“[. . .] craziness and brokenness are so vital to a story,” Katy said on Monday’s post.
We’re just so human. Try as we might to be otherwise, what with our Christmas newsletters and greener than green front yard lawns, we can’t escape our messy, confusing human state.
Enter fiction where, for once in our ever-loving life, we’re allowed to pull back the thin veneer of straight teeth and gold stars at kindergarten, and look straight into the bubbling pot of messy humanity. Really have a good look. Poke around in there, sniff the dirty socks, and cry a little when the way the character breaks apart looks so much like the way we’ve broken apart.
You are broken.
There’s no way around this fact (even when, as parents we fool ourselves into thinking it won’t be that way for our children, that if we keep them whole long enough they will stay that way for life). Somewhere along the way life tossed you like a toy, and something about you broke.
Enter fiction where for once there is someone who is broken and lost and confused and getting it all wrong.
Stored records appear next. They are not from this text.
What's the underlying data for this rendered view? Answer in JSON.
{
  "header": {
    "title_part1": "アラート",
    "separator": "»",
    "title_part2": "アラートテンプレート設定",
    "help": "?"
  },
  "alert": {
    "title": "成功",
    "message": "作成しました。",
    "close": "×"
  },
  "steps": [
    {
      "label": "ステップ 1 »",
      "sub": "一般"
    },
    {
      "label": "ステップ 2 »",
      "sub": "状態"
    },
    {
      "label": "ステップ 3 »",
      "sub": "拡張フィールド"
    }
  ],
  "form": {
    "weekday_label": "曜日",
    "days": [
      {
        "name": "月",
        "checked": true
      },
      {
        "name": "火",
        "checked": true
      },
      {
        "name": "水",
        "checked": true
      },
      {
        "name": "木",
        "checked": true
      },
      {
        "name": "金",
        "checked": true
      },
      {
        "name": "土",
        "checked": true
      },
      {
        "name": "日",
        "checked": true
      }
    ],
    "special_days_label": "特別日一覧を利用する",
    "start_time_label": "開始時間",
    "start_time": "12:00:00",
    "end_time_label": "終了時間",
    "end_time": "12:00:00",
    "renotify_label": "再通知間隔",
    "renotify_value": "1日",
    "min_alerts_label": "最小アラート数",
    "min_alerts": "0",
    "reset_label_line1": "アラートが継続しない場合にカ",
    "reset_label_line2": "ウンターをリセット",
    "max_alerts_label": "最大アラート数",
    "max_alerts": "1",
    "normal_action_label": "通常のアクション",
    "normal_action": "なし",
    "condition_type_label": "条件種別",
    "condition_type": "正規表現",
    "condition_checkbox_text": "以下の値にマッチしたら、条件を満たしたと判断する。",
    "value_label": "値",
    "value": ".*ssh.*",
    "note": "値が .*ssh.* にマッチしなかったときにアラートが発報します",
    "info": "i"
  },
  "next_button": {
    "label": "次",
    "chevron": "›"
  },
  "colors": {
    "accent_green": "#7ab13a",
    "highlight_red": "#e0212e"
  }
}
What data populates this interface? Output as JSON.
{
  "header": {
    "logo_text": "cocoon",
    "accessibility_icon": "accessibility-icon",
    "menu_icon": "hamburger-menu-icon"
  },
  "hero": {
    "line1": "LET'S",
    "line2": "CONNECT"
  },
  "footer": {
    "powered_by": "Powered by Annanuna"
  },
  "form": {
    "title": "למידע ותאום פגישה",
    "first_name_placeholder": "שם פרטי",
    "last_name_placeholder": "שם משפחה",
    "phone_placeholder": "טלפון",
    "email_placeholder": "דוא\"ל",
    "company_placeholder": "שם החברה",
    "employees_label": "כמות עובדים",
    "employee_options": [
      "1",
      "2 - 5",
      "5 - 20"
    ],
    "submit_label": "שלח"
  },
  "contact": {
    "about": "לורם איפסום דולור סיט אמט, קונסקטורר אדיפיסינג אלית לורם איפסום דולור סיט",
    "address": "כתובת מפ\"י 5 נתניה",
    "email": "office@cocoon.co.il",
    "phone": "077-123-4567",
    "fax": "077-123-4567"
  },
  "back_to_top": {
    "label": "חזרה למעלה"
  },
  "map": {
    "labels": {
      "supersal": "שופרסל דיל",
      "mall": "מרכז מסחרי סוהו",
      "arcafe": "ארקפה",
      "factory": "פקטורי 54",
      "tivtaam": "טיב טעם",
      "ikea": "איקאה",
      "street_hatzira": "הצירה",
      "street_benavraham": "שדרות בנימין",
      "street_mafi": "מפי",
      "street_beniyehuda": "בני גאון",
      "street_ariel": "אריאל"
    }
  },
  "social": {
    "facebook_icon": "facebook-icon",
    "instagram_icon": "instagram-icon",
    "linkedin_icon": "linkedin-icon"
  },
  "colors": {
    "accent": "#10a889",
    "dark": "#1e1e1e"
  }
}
Just like us—but just enough not like us that we can bear to look deeply and brush up against our ache. Really feel it, and accept it as part of our experience, part of what makes us who we are. Part of our personal crazy.
You are home to personal craziness.
There is a part of you no one understands—not even you. The fear that wakes you in the middle of the night and pushes you out of bed, down the hall, to check the child sleeping in the other room even though that child is grown and hasn’t slept in that bed for twenty years. The way rain makes you laugh, and how mowing the lawn reminds you of the six weeks you spent with your leg in a cast, and how you can’t remember your Grandmother’s maiden name and that makes you cry. And how you can’t explain any of it to anyone because it doesn’t make sense.
Enter fiction where we find characters that speak the language of our silence. Who ask the same questions our hearts have been wordlessly asking for years we just didn’t know it until we found the story that asked the questions.
Fiction is the story of you living a different life in order to be able to see yourself in a new way and make sense out of the life you are living.
You’re hiding it.
And it’s making you crazy.
Fiction says, “Welcome home.”